In the romantic comedy-drama, "Sabrina," late movie star Audrey Hepburn says, "Paris is always a good idea." The French city is portrayed as the most romantic city in the world and a must-see. Not just Paris, but many other European cities like London, Venice or Rome have been romanticized for foreigners for decades. The tourism sector, once called a "smokeless industry," is massive in these cities, making significant contributions to the countries' economies. The idea of romanticism in Paris not only derives from the images of beloved couples but also from other symbols such as fresh croissants and macarons with a good cup of coffee on a marble table in front of buildings that look like, you know, "so Parisian," just like the other symbols that beautify Venice or Lisbon while benefiting from the cities' cultural history.
The reinforced perception that Paris is the city of lovers keeps the city on the list of places to see before you die and has made this chic city and other European cities touristic hot spots over the years. But like every other tourist destination, there is another side to these romanticized and commercialized stories; namely, the fact that locals don't like the constant stream of outsiders invading their hometowns. The City of Lights and the City of Canals, indeed, have so many things to offer newcomers; however, the situation has become a strain for locals, and this may only be the beginning. The point is, although some understand the locals' objections, the other side of the coin may have something different to offer; something that eventually establishes the actual "owners" of the cities. As this year's tourism season, which was full of discussions relating to the very existence of tourism, comes to an end, questions about what will happen next year remain.
Those who wanted to experience "La Vie En Rose" in Paris didn't find the city as warm and fuzzy as they had expected. News about the glamorous city being dirty because of overcrowding or the protests that have spread over the last couple of years have tarnished the romantic city's image. Increased pollution has not only become a problem in Paris or Venice; many other European cities where populations more than double during the tourist season also face the same problem. The massive crowds cause issues, from traffic jams to longer wait times at doctor offices and restaurants; all of which lead to headaches for the locals. Every day, grocery stores frequented by locals suddenly became more expensive with owners hoping to cash in on the huge influx of deep-pocketed outsiders.
The increased number of dwellings used for tourists is yet another issue.
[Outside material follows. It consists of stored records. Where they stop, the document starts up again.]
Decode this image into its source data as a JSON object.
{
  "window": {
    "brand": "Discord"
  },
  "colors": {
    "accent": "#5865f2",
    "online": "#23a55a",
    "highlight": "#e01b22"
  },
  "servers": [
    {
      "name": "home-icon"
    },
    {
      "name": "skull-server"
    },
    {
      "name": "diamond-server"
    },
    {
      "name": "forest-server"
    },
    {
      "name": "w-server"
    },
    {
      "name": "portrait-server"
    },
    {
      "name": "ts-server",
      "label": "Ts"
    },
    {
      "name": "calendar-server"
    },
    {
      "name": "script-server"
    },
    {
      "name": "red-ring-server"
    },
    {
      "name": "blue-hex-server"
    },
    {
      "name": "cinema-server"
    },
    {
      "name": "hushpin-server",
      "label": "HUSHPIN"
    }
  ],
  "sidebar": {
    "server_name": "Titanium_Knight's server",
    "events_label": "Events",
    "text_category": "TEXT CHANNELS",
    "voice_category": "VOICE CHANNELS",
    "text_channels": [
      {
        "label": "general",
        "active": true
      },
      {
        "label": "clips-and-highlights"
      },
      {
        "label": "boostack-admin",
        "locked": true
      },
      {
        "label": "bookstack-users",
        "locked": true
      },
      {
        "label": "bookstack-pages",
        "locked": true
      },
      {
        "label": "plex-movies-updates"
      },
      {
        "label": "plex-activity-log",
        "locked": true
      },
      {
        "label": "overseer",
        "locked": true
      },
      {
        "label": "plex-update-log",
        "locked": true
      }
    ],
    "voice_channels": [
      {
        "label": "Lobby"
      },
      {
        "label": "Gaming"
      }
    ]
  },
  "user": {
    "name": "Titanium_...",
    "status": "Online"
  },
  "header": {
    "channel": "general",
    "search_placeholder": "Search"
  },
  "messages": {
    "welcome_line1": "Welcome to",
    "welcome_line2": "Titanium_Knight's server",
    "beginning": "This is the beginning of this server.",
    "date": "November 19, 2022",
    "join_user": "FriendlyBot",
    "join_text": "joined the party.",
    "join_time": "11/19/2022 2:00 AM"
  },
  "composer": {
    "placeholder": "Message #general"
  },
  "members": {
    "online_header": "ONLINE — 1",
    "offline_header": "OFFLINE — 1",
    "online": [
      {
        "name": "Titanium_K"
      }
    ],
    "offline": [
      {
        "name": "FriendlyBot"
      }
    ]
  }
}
Many buildings in these cities are either being converted into hotels or rented out via accommodation websites, such as Airbnb. Frustrated with inflated rent, locals had little choice but to storm the streets, according to news agencies covering the protests that dominated last year's headlines. Fed up with the situation, people in Barcelona protested with banners like: "We will not be driven out."
Indeed, 2017 saw a spike in anti-tourism demonstrations first sparked in Barcelona, Spain – which led to the new term "tourism-phobia." The protests then spread to several European cities, including Venice, Rome, Amsterdam, Florence, Berlin, Lisbon and Palma de Mallorca.
Even those working in the tourism sector complained about what they called "over tourism." In 2017, Italy's Culture Minister Dario Franceschini said: "Italy's artistically important sites need to be protected against over tourism. They cannot welcome enormous numbers of visitors. We are aware of the fact that the areas surrounding the Trevi Fountain in Rome, Piazza San Marco and the Ponte Vecchio in Florence are suffering congestion problems." Likewise, in June 2017, Venice's councilor for urban planning submitted a plan that he described as essential "for the protection of the city," which suggested similar precautions be taken all over Europe. Amsterdam announced a ban on any new shops aimed at tourists, such as hiring bikes and selling souvenirs or tour tickets. Tourist taxes doubled in Mallorca.
Reasons why locals are against tourism, despite the fact that it significantly contributes to the cities' gross domestic product, varies from one city to another. In cities like Barcelona, which is less cosmopolitan than others on the list, the problem is more personal. The citizens of the Spanish city started feeling threatened by the presence of the strangers who insert themselves into their daily lives, photographing every detail, acting like it was something unique. The culture in these touristic cities soon became a product, an attraction to meet the demands of strangers. For example, the traditional snack of Barcelona quickly became authentic tapas after the treat was shared by millions on Instagram. The fear of losing their local identity has triggered an instinctive reaction to protect what belongs to them; what their lives were before they became commercialized and everyone else's. This uncloaked what was already there: Local nationalism. The sense of interference from the "other" on local culture, which is also created by the locals themselves, manifested as a prejudice that harms locals in the end.
Ironically, the West is now complaining about interference on its own unique culture; the place that is primarily responsible for the creation of commercial tourism in the first place by sending its "adventurers" to discover unknown far lands, both in the past and the present. This intervention shapes and recreates cultures, whether deliberately or unconsciously. Tourism is surely not the same thing, though it has something in common: Exploiting local culture.
While it is uncertain what the future holds for tourism, even diverse cosmopolitan cities used to different cultures and foreign visitors are not completely prejudice-free, especially toward groups that are vastly different than the local population. One thing is for sure, it comes as no surprise that Frankenstein eventually turned on its creator.